Try it | All the data below should be printed again without a single difference.

Data excerpts
******************************
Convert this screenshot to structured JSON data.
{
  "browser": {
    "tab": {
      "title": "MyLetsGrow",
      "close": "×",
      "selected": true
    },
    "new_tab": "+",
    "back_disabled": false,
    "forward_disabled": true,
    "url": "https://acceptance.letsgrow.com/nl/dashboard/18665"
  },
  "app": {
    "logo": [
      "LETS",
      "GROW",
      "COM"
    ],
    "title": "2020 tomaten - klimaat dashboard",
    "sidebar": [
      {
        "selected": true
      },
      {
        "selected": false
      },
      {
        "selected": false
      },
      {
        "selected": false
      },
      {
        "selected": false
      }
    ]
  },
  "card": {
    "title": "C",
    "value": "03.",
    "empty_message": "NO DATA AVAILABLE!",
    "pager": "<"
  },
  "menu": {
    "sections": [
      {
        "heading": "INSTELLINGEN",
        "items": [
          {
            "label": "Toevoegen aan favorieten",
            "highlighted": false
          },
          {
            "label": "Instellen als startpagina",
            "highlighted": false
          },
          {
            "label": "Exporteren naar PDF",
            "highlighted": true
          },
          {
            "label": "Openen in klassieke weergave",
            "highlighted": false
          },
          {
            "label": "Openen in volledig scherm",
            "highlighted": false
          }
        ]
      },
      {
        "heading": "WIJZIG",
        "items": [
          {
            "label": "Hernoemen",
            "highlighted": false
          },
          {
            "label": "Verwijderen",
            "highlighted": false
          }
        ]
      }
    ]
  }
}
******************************
Answer to this problem |
Convert this screenshot to structured JSON data.
{
  "browser": {
    "tab": {
      "title": "MyLetsGrow",
      "close": "×",
      "selected": true
    },
    "new_tab": "+",
    "back_disabled": false,
    "forward_disabled": true,
    "url": "https://acceptance.letsgrow.com/nl/dashboard/18665"
  },
  "app": {
    "logo": [
      "LETS",
      "GROW",
      "COM"
    ],
    "title": "2020 tomaten - klimaat dashboard",
    "sidebar": [
      {
        "selected": true
      },
      {
        "selected": false
      },
      {
        "selected": false
      },
      {
        "selected": false
      },
      {
        "selected": false
      }
    ]
  },
  "card": {
    "title": "C",
    "value": "03.",
    "empty_message": "NO DATA AVAILABLE!",
    "pager": "<"
  },
  "menu": {
    "sections": [
      {
        "heading": "INSTELLINGEN",
        "items": [
          {
            "label": "Toevoegen aan favorieten",
            "highlighted": false
          },
          {
            "label": "Instellen als startpagina",
            "highlighted": false
          },
          {
            "label": "Exporteren naar PDF",
            "highlighted": true
          },
          {
            "label": "Openen in klassieke weergave",
            "highlighted": false
          },
          {
            "label": "Openen in volledig scherm",
            "highlighted": false
          }
        ]
      },
      {
        "heading": "WIJZIG",
        "items": [
          {
            "label": "Hernoemen",
            "highlighted": false
          },
          {
            "label": "Verwijderen",
            "highlighted": false
          }
        ]
      }
    ]
  }
}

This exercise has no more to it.